Maidens and Other Marvels

Question: How is a spinning top like a virgin running a race (and what does either have to do with science)? Answer: Making the invisible visible often requires trading scientific language for more commonly understood comparisons.

Frontispiece of Michael Maier's Atalanta Fugiens

Michael Maier used the story of a maiden who refuses to marry unless her suitor beats her in a footrace as a metaphor for the behavior of matter. Photo by Gregory Tobias.

The language quantum mechanics uses to describe the forces inside and between atoms is incomprehensible to most people. Take magnetic resonance imaging (MRI), a process many have heard of and possibly been subjected to, but whose particular actions only specialists in the field could describe. MRI creates images of the workings of a body’s insides, but understanding how it does so is nearly impossible without conjuring the familiar image of a spinning, wobbling top. The top illustrates the motion of an atom’s nucleus, which spins on an axis. In an external magnetic field this spinning nucleus precesses, gyrating on its axis just as a spinning top does under the influence of Earth’s gravitational field. In the human body the precession frequency depends on the location and chemical surroundings of the nucleus. The MRI process captures this information from the hydrogen nuclei in the body’s water molecules and, aided by powerful computer programs, turns that data into an image.

Another useful scientific metaphor is the maiden who won’t marry unless a suitor can beat her in a footrace. Simply put, this represents matter reluctant to combine and transform. In his 1618 book, Atalanta fugiens, natural philosopher Michael Maier employs the then well-known myth about the reluctant virgin Atalanta to show how the elusive goal of transforming matter can be attained. In the myth golden apples are used to distract the maiden, allowing one exceptional suitor, Hippomenes, to win the race and marry her. The golden apples represent a chemical catalyst, changing matter’s resistance to joining. Today chemists still refer to substances as “marrying” when they successfully combine, a metaphor carrying the optimistic connotation of a successful union—and a fruitful result.

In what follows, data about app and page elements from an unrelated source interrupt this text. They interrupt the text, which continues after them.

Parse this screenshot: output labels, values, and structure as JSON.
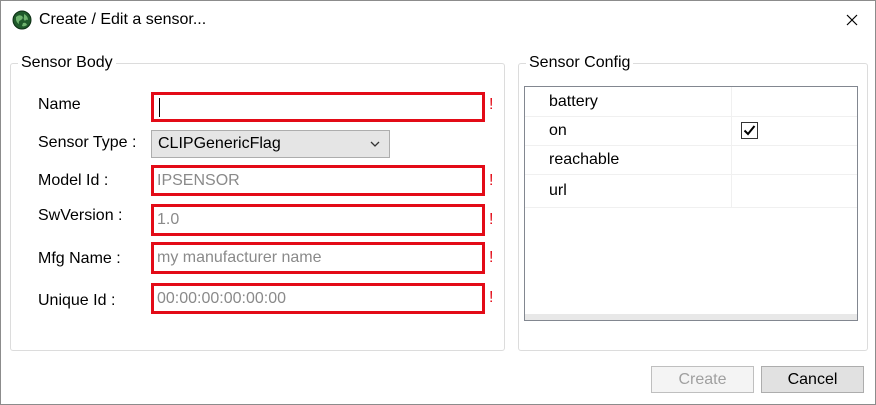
{
  "window": {
    "title": "Create / Edit a sensor..."
  },
  "sensor_body": {
    "legend": "Sensor Body",
    "fields": {
      "name": {
        "label": "Name",
        "value": "",
        "placeholder": ""
      },
      "sensor_type": {
        "label": "Sensor Type :",
        "selected": "CLIPGenericFlag"
      },
      "model_id": {
        "label": "Model Id :",
        "placeholder": "IPSENSOR"
      },
      "sw_version": {
        "label": "SwVersion :",
        "placeholder": "1.0"
      },
      "mfg_name": {
        "label": "Mfg Name :",
        "placeholder": "my manufacturer name"
      },
      "unique_id": {
        "label": "Unique Id :",
        "placeholder": "00:00:00:00:00:00"
      }
    },
    "required_marker": "!"
  },
  "sensor_config": {
    "legend": "Sensor Config",
    "rows": [
      {
        "name": "battery",
        "checked": false
      },
      {
        "name": "on",
        "checked": true
      },
      {
        "name": "reachable",
        "checked": false
      },
      {
        "name": "url",
        "checked": false
      }
    ]
  },
  "buttons": {
    "create_label": "Create",
    "cancel_label": "Cancel"
  },
  "icons": {
    "app": "globe-icon",
    "close": "close-icon",
    "dropdown": "chevron-down-icon",
    "check": "checkmark-icon"
  },
  "colors": {
    "required_border": "#e30b17",
    "placeholder_text": "#8a8a8a"
  }
}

We are accustomed to metaphor and analogy in art and literature, but science also employs such tools. Sometimes taking chemistry out of the lab and placing it in more familiar contexts allows the inexplicable to be understood.